In 1977, my father was petitioned by my aunt, who was living in Seattle, to come join her in the United States using the sibling category of family reunification (what some offensively refer to as “chain migration”). The waiting process for family visas can take decades, and my father waited 17 years to have his papers approved for him to come to the United States. It wasn’t until 1994 that we as a family finally stepped foot on American soil for the first time.

It has been 24 years of struggling in a country that more often than not makes you feel unwanted for your brown skin and foreign customs, but also 24 years filled with triumphs and success. My parents have held multiple jobs since we first came to this country, from caregiver to custodian. Today, our family has grown and my siblings and I lead successful lives and are all contributing taxpayers and members of the community. Of my siblings, we currently have a Director working in social services at the Asian Counseling and Referral Service, an IT professional working for Paul Allen’s business/philanthropy, an accountant providing her skills at a hospital, and finally, the youngest and most Americanized sibling, foolishly pursuing her dreams in the most American way possible; living and working in politics in Washington DC hoping to contribute to the country that has given so much to her. Additionally, major props to my awesome parents and each of my siblings who all own their own homes, collectively owning 5 pieces of real estate across the Seattle area (I’m clearly the millennial of the clan, probably eating avocado toast instead of buying a house).

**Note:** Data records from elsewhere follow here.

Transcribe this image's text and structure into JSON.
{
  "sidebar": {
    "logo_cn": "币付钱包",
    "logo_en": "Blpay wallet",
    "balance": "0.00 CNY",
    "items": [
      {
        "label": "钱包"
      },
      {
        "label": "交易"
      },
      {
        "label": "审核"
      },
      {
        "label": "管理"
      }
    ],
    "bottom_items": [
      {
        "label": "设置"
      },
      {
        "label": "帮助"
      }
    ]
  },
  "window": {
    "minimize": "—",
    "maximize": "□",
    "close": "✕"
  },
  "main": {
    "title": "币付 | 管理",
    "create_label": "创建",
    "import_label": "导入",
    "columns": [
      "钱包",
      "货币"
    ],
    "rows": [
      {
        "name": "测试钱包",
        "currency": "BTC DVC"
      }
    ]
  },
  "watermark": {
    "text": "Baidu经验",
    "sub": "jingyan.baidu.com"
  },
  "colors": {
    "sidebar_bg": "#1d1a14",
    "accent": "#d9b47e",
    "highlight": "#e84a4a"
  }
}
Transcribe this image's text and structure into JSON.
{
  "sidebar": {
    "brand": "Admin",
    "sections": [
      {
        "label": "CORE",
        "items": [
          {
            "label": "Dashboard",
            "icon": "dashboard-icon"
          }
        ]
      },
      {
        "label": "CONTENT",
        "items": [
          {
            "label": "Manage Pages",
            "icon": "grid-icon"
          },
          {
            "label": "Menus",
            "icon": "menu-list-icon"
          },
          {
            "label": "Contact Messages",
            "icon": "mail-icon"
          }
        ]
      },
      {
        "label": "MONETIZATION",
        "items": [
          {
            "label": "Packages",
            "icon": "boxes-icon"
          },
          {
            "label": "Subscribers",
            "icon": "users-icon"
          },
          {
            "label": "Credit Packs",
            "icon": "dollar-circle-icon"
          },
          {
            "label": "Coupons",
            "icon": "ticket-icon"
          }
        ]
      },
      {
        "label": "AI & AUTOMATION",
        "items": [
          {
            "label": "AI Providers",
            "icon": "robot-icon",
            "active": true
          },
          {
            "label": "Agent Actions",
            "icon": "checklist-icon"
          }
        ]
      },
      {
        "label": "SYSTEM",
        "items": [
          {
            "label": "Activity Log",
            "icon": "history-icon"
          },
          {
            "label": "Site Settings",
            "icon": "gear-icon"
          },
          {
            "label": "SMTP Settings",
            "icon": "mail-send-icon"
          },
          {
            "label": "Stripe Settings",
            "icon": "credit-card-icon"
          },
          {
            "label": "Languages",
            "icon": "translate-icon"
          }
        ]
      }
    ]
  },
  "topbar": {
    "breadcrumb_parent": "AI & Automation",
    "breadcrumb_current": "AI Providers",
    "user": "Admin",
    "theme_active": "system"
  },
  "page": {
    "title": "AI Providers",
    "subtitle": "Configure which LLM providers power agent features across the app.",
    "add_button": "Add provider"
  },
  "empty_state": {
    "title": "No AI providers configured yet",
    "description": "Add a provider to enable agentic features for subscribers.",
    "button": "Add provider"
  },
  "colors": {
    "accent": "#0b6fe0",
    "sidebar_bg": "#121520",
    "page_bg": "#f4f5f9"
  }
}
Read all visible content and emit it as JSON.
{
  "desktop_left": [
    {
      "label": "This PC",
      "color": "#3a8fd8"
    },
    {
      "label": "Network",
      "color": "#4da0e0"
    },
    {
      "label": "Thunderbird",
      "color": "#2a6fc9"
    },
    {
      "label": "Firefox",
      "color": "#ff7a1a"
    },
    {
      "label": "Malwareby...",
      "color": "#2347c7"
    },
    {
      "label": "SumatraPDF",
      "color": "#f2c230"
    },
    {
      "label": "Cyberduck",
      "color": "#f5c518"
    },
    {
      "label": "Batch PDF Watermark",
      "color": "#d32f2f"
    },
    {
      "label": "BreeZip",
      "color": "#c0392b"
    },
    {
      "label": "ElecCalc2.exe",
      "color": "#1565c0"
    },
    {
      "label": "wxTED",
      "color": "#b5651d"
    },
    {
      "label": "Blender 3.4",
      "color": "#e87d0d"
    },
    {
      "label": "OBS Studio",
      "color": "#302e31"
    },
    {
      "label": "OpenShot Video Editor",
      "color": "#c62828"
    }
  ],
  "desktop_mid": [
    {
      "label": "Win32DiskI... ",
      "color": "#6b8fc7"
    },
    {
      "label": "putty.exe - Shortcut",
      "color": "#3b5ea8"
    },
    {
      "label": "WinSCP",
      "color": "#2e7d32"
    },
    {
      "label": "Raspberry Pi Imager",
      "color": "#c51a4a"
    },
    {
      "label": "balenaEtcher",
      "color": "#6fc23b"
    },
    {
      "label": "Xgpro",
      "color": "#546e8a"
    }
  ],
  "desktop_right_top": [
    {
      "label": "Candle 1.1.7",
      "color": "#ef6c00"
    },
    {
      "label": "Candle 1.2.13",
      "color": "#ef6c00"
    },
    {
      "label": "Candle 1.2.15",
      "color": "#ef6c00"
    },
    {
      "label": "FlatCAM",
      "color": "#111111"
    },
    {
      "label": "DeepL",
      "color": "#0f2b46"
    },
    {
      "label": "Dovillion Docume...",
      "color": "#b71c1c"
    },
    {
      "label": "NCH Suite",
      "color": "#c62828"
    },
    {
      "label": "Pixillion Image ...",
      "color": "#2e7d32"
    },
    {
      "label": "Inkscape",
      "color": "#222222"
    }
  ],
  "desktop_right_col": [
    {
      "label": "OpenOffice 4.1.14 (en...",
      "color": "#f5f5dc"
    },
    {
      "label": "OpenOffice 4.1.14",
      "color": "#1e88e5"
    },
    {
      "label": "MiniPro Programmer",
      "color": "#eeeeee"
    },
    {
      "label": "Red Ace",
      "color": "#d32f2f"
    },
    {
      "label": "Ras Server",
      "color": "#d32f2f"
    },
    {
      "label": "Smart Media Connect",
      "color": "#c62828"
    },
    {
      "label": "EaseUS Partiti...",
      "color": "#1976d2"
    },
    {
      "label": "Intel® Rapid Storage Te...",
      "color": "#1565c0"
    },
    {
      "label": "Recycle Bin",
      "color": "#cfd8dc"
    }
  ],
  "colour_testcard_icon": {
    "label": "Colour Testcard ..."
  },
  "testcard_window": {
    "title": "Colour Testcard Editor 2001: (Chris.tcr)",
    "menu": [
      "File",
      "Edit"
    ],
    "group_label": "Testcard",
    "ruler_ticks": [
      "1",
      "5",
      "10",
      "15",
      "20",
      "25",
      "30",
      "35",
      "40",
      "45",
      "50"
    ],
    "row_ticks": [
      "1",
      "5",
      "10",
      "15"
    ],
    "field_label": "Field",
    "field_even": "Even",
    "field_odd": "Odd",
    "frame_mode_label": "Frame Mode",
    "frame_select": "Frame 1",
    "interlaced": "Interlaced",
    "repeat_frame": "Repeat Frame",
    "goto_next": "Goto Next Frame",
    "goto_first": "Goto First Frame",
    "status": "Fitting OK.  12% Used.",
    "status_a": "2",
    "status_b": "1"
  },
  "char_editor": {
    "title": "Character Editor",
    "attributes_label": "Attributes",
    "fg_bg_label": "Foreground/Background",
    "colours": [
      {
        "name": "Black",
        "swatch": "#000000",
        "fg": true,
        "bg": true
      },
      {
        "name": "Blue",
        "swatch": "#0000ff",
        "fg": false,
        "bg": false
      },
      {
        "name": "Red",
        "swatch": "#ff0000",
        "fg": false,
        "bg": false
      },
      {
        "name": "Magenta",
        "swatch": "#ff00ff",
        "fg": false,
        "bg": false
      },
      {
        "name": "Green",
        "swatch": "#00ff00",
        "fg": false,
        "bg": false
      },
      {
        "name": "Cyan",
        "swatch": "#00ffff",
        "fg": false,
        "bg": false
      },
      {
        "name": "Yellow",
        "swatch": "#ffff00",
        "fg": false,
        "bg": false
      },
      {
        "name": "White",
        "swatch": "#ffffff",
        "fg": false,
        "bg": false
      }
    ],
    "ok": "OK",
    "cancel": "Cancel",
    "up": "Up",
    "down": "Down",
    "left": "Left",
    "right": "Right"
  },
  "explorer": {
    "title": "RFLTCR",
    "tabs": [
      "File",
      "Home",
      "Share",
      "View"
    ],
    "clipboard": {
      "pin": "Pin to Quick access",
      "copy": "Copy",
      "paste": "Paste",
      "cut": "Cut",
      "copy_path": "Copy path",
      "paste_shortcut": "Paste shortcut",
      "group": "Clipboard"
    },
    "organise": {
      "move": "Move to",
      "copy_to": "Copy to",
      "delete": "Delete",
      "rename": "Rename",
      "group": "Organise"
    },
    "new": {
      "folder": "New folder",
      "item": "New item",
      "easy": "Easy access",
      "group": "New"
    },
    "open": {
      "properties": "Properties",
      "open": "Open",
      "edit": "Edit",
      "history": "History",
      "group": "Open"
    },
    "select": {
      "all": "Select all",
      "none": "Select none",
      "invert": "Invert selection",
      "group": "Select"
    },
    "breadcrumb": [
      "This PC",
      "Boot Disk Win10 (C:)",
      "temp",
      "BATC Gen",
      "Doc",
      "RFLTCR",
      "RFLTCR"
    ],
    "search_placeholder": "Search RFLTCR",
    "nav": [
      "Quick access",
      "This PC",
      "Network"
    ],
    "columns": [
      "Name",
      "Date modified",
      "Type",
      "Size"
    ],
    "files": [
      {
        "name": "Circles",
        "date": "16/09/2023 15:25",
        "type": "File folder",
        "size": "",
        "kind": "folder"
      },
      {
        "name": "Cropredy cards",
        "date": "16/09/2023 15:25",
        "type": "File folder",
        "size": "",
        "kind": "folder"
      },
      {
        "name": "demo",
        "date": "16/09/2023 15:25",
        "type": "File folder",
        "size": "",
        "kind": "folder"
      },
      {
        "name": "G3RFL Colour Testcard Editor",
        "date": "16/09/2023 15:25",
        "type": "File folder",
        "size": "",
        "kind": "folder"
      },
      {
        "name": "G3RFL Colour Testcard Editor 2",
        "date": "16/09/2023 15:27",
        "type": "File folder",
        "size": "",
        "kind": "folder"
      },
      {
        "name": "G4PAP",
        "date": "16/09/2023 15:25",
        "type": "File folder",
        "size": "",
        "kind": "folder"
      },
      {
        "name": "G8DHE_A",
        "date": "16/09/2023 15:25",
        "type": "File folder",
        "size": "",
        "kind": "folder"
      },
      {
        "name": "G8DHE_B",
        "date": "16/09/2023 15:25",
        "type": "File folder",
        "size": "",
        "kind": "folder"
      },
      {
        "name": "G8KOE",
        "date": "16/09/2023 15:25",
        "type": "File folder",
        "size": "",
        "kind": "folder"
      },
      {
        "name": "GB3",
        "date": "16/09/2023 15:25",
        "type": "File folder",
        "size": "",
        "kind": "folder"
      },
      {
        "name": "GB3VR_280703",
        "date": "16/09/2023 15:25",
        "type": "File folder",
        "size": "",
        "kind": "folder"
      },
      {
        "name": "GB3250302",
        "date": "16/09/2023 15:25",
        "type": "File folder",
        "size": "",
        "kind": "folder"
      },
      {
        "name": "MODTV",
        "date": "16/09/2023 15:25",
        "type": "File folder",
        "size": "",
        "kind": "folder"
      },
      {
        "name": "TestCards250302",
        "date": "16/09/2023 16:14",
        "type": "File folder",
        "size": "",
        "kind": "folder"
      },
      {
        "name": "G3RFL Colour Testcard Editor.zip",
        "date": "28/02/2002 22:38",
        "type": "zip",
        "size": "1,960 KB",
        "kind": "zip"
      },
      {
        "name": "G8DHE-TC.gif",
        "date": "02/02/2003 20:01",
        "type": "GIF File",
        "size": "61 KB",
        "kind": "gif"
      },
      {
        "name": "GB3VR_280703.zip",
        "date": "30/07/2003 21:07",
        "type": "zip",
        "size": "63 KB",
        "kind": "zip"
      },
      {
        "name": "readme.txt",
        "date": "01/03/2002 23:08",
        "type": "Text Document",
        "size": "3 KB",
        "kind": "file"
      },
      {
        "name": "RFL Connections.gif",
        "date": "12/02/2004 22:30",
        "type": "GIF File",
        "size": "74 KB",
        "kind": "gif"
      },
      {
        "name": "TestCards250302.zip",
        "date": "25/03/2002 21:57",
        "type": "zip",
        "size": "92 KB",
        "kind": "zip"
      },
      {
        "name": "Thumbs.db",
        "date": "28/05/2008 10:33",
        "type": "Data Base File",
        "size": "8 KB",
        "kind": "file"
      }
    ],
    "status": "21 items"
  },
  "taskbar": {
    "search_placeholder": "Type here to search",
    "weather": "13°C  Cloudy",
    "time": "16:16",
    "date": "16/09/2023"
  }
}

My family’s story is not at all unique. This is the story of millions of Americans who come here seeking the opportunity for a better life. This is the simplified version of the story, leaving out the heartaches of visas that were never approved after years of waiting, and parts of our family that continue to be split apart (no, you can’t “bring in virtually unlimited numbers of distant relatives,” there are countless restrictions). This is also the story of a privileged family that was lucky enough to have a pathway to pursue the American dream and citizenship, and had the economic stability to wait 17 years to have a visa approved.

The current administration claims that the program that allowed my family to come and succeed in the United States needs to be eliminated for the sake of the “economy and the future of America”. But Mr. President, I am CERTAIN that allowing families like mine to be welcomed into this country is ABSOLUTELY NECESSARY for the success of our economy and future of our great nation.

Monsieree de Castro is a former NETWORK associate. She currently works at Robert F. Kennedy Human Rights.